The band has been touring nationally for years, but did their first full stint on Vans Warped Tour over the summer.
“It was incredible,” Bowne said. “In some ways it was the most brutal tour we’ve ever done. It was hot, and you’re in 90-to-107-degree parking lots every day of the tour, but the amount of other bands you meet and friends you make is priceless.”
Passafire is headlining the current tour and promoting their new album “Start From Scratch,” which was released Sept 20. The album is the product of the band who paired with a new producer and looked at their past recordings to see what their fans liked.
Paul Leary, guitarist of the Butthole Surfers, has previously produced albums by Sublime, Pepper and Slightly Stoopid. This made him a good candidate for Passafire, seeing that the band has toured with all three.
“He (Leary) has an awesome track record and we thought he would be perfect to work with,” Bowne said. “For ‘Start From Scratch,’ we definitely went back and looked at more successful songs from the past. Plus we were crunched for time, and some of the songs came out of nowhere. We were trying to do a really good album in a short amount time and I think we accomplished that.”
Erin Stevens, a second-year in accounting, said she’s “not really into reggae music,” but Bowne thinks Passafire is much more than just reggae, even if the name was inspired by a Bob Marley album and biography.

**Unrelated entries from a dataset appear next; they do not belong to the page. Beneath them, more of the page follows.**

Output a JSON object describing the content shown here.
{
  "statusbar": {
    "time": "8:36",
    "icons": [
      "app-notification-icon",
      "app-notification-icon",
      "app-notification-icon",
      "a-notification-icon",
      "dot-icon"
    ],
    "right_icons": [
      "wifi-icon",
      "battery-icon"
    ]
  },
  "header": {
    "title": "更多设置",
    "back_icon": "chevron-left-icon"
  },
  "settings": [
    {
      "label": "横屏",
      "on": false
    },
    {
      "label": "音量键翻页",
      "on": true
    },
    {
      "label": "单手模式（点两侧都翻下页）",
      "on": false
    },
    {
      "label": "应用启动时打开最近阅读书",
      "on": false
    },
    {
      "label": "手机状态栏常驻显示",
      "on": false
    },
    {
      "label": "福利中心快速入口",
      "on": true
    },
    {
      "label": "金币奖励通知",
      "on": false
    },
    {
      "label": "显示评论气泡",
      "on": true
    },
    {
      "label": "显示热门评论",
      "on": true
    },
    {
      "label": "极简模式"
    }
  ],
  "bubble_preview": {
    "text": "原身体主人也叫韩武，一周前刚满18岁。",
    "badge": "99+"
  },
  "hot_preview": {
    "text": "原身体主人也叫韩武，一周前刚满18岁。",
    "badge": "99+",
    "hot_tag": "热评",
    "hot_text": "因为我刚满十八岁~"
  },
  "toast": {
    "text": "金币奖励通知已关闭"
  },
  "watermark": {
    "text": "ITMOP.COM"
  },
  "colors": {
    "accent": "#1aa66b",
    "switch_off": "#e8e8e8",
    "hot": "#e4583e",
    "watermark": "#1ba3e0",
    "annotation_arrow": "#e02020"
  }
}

“We were all sort of influenced by The Police, The Clash, 311, and Sublime,” Bowne said. “In our newest album, we went a lot of different places. There’s more country and rockabilly, as well as some electronica and dancehall type sounds. We went further into our influences, both new and old.”
Bowne said their varied sound contributes to the band’s diverse fan base.
“We don’t really play to a certain demographic,” Bowne said. “We had an 8-year-old at our show last night and he knew every word. Our style has spread us out into other areas that people can kinda grasp onto. We have some fans who really like punk rock, and some who are really into roots reggae.”
The band have plans to keep touring for the next several months, as both a headliner and with other bands. They also plan to make stops in Europe and Costa Rica within the next year, but for right now, they’re just enjoying themselves.
“We make music so people can forget their troubles and have a good time, something people can move to and still gain insight from,” Bowne said.
Passafire’s new album, “Start From Scratch,” is available on iTunes, Amazon, and the band’s website.